• _TASK BRIEF_
Search the material for the word "Timeoversigt" and copy every line in which it occurs.

• _MATERIAL TO PROCESS_
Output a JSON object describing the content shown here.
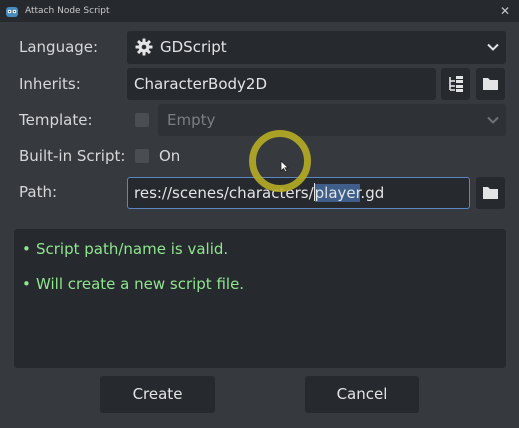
{
  "window": {
    "title": "Attach Node Script",
    "close_glyph": "✕"
  },
  "form": {
    "language": {
      "label": "Language:",
      "value": "GDScript",
      "icon": "gear-icon"
    },
    "inherits": {
      "label": "Inherits:",
      "value": "CharacterBody2D",
      "tree_icon": "class-tree-icon",
      "folder_icon": "folder-icon"
    },
    "template": {
      "label": "Template:",
      "value": "Empty",
      "enabled": false,
      "checked": false
    },
    "builtin": {
      "label": "Built-in Script:",
      "option": "On",
      "checked": false
    },
    "path": {
      "label": "Path:",
      "before": "res://scenes/characters/",
      "selected": "player",
      "after": ".gd",
      "folder_icon": "folder-icon"
    }
  },
  "messages": [
    {
      "bullet": "•",
      "text": "Script path/name is valid."
    },
    {
      "bullet": "•",
      "text": "Will create a new script file."
    }
  ],
  "buttons": {
    "create": "Create",
    "cancel": "Cancel"
  },
  "colors": {
    "background": "#36393e",
    "field": "#26292d",
    "accent": "#3f5f8a",
    "success_text": "#8fe68f",
    "cursor_highlight": "#b7ad25"
  }
}
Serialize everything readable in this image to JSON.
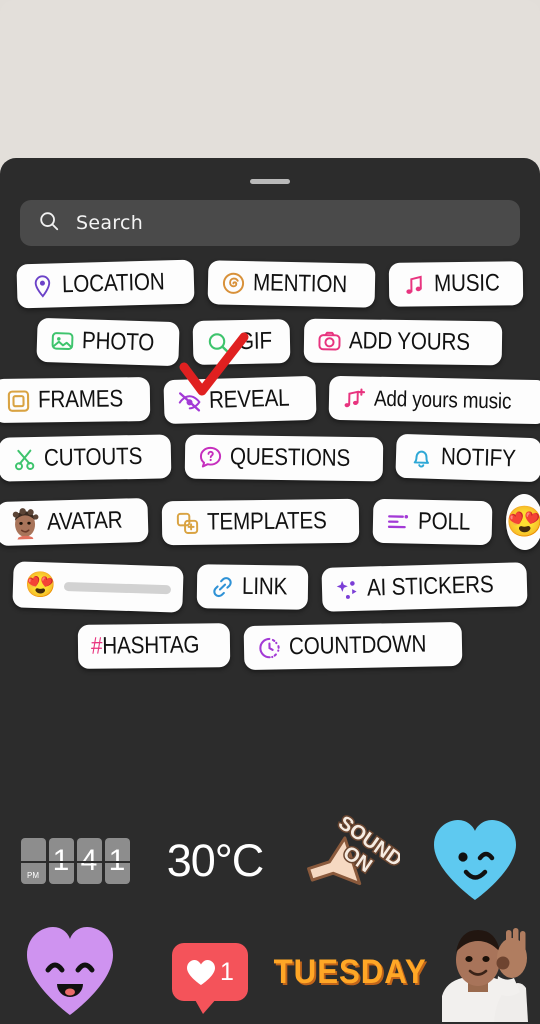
{
  "app": {
    "name": "Instagram Stories sticker tray"
  },
  "search": {
    "placeholder": "Search",
    "value": "",
    "icon": "search-icon"
  },
  "tray": {
    "grabber": "drag-handle",
    "rows": [
      {
        "items": [
          {
            "label": "LOCATION",
            "icon": "location-pin-icon",
            "color": "#6b42c8",
            "style": "caps",
            "rot": "r-1"
          },
          {
            "label": "MENTION",
            "icon": "threads-at-icon",
            "color": "#d8913a",
            "style": "caps",
            "rot": "r-2"
          },
          {
            "label": "MUSIC",
            "icon": "music-note-icon",
            "color": "#e8347f",
            "style": "caps",
            "rot": "r-3"
          }
        ]
      },
      {
        "items": [
          {
            "label": "PHOTO",
            "icon": "photo-image-icon",
            "color": "#3ec46d",
            "style": "caps",
            "rot": "r-4"
          },
          {
            "label": "GIF",
            "icon": "gif-search-icon",
            "color": "#3ec46d",
            "style": "caps",
            "rot": "r-5"
          },
          {
            "label": "ADD YOURS",
            "icon": "camera-icon",
            "color": "#e8347f",
            "style": "caps",
            "rot": "r-6"
          }
        ]
      },
      {
        "items": [
          {
            "label": "FRAMES",
            "icon": "frame-square-icon",
            "color": "#d9a342",
            "style": "caps",
            "rot": "r-3"
          },
          {
            "label": "REVEAL",
            "icon": "eye-slash-icon",
            "color": "#a33ad6",
            "style": "caps",
            "rot": "r-1"
          },
          {
            "label": "Add yours music",
            "icon": "music-note-plus-icon",
            "color": "#e8347f",
            "style": "mixed",
            "rot": "r-2"
          }
        ]
      },
      {
        "items": [
          {
            "label": "CUTOUTS",
            "icon": "scissors-icon",
            "color": "#3ec46d",
            "style": "caps",
            "rot": "r-5"
          },
          {
            "label": "QUESTIONS",
            "icon": "question-bubble-icon",
            "color": "#c62fbe",
            "style": "caps",
            "rot": "r-6"
          },
          {
            "label": "NOTIFY",
            "icon": "bell-icon",
            "color": "#2fa8d6",
            "style": "caps",
            "rot": "r-4"
          }
        ]
      },
      {
        "items": [
          {
            "label": "AVATAR",
            "icon": "avatar-face-icon",
            "color": "#8d5a44",
            "style": "caps",
            "rot": "r-1"
          },
          {
            "label": "TEMPLATES",
            "icon": "templates-plus-icon",
            "color": "#d9a342",
            "style": "caps",
            "rot": "r-3"
          },
          {
            "label": "POLL",
            "icon": "poll-bars-icon",
            "color": "#a33ad6",
            "style": "caps",
            "rot": "r-2"
          },
          {
            "label": "",
            "icon": "heart-eyes-emoji",
            "emoji": "😍",
            "style": "emoji-round",
            "rot": "r-5"
          }
        ]
      },
      {
        "items": [
          {
            "label": "",
            "icon": "emoji-slider-icon",
            "emoji": "😍",
            "style": "emoji-slider",
            "rot": "r-4"
          },
          {
            "label": "LINK",
            "icon": "link-chain-icon",
            "color": "#2f92d6",
            "style": "caps",
            "rot": "r-6"
          },
          {
            "label": "AI STICKERS",
            "icon": "ai-sparkle-icon",
            "color": "#7b3ed6",
            "style": "caps",
            "rot": "r-1"
          }
        ]
      },
      {
        "items": [
          {
            "label": "#HASHTAG",
            "icon": "hashtag-icon",
            "color": "#e8347f",
            "style": "hashtag",
            "rot": "r-3"
          },
          {
            "label": "COUNTDOWN",
            "icon": "countdown-timer-icon",
            "color": "#a33ad6",
            "style": "caps",
            "rot": "r-5"
          }
        ]
      }
    ]
  },
  "free_stickers": {
    "clock": {
      "name": "flip-clock-sticker",
      "ampm": "PM",
      "digits": [
        "1",
        "4",
        "1"
      ]
    },
    "temperature": {
      "name": "temperature-sticker",
      "value": "30°C"
    },
    "sound_on": {
      "name": "sound-on-sticker",
      "line1": "SOUND",
      "line2": "ON"
    },
    "blue_heart": {
      "name": "blue-winking-heart-sticker"
    },
    "purple_heart": {
      "name": "purple-smiling-heart-sticker"
    },
    "like": {
      "name": "like-count-sticker",
      "count": "1"
    },
    "tuesday": {
      "name": "tuesday-sticker",
      "label": "TUESDAY"
    },
    "avatar_wave": {
      "name": "avatar-waving-sticker"
    }
  },
  "annotation": {
    "name": "red-check-annotation",
    "color": "#e02020",
    "target": "PHOTO"
  },
  "colors": {
    "tray_bg": "#2c2c2c",
    "story_bg": "#e3dfda",
    "pill_bg": "#fdfdfd",
    "search_bg": "#4a4a4a",
    "text_dark": "#111111"
  }
}
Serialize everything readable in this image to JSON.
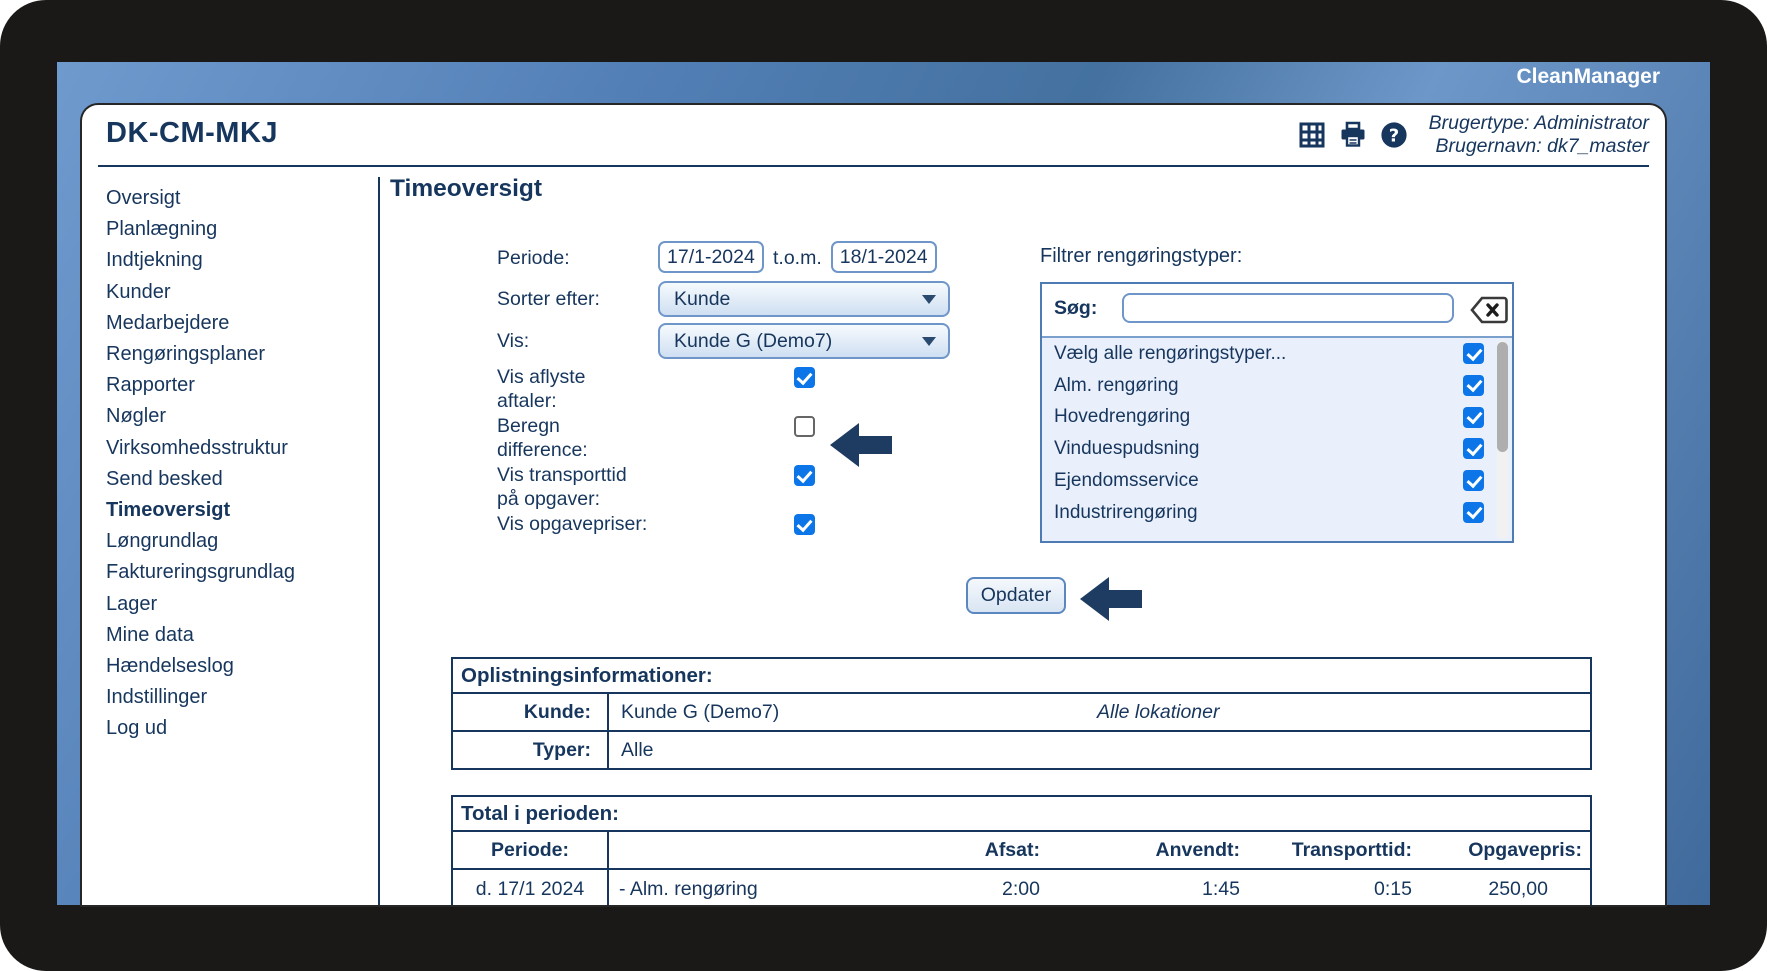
{
  "brand": "CleanManager",
  "header": {
    "app_title": "DK-CM-MKJ",
    "usertype": "Brugertype: Administrator",
    "username": "Brugernavn: dk7_master"
  },
  "sidebar": {
    "items": [
      "Oversigt",
      "Planlægning",
      "Indtjekning",
      "Kunder",
      "Medarbejdere",
      "Rengøringsplaner",
      "Rapporter",
      "Nøgler",
      "Virksomhedsstruktur",
      "Send besked",
      "Timeoversigt",
      "Løngrundlag",
      "Faktureringsgrundlag",
      "Lager",
      "Mine data",
      "Hændelseslog",
      "Indstillinger",
      "Log ud"
    ],
    "active_item": "Timeoversigt"
  },
  "page": {
    "title": "Timeoversigt"
  },
  "form": {
    "periode_label": "Periode:",
    "periode_from": "17/1-2024",
    "tom_label": "t.o.m.",
    "periode_to": "18/1-2024",
    "sorter_label": "Sorter efter:",
    "sorter_value": "Kunde",
    "vis_label": "Vis:",
    "vis_value": "Kunde G (Demo7)",
    "checks": [
      {
        "label": "Vis aflyste aftaler:",
        "checked": true
      },
      {
        "label": "Beregn difference:",
        "checked": false
      },
      {
        "label": "Vis transporttid på opgaver:",
        "checked": true
      },
      {
        "label": "Vis opgavepriser:",
        "checked": true
      }
    ],
    "update_button": "Opdater"
  },
  "filter": {
    "title": "Filtrer rengøringstyper:",
    "search_label": "Søg:",
    "search_value": "",
    "items": [
      {
        "label": "Vælg alle rengøringstyper...",
        "checked": true
      },
      {
        "label": "Alm. rengøring",
        "checked": true
      },
      {
        "label": "Hovedrengøring",
        "checked": true
      },
      {
        "label": "Vinduespudsning",
        "checked": true
      },
      {
        "label": "Ejendomsservice",
        "checked": true
      },
      {
        "label": "Industrirengøring",
        "checked": true
      }
    ]
  },
  "info_table": {
    "title": "Oplistningsinformationer:",
    "rows": [
      {
        "label": "Kunde:",
        "value": "Kunde G (Demo7)",
        "note": "Alle lokationer"
      },
      {
        "label": "Typer:",
        "value": "Alle",
        "note": ""
      }
    ]
  },
  "total_table": {
    "title": "Total i perioden:",
    "headers": [
      "Periode:",
      "",
      "Afsat:",
      "Anvendt:",
      "Transporttid:",
      "Opgavepris:"
    ],
    "rows": [
      {
        "periode": "d. 17/1 2024",
        "type": "- Alm. rengøring",
        "afsat": "2:00",
        "anvendt": "1:45",
        "transporttid": "0:15",
        "opgavepris": "250,00"
      }
    ]
  },
  "colors": {
    "navy_text": "#17365D",
    "checkbox_blue": "#0C76E9",
    "filter_border_blue": "#4D7CB4",
    "frame_black": "#1B1918",
    "background_blue": "#5585BF",
    "filter_list_bg": "#E9F0FC"
  }
}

• _REPLY TO THE TASK_
      "Timeoversigt",
    "active_item": "Timeoversigt"
    "title": "Timeoversigt"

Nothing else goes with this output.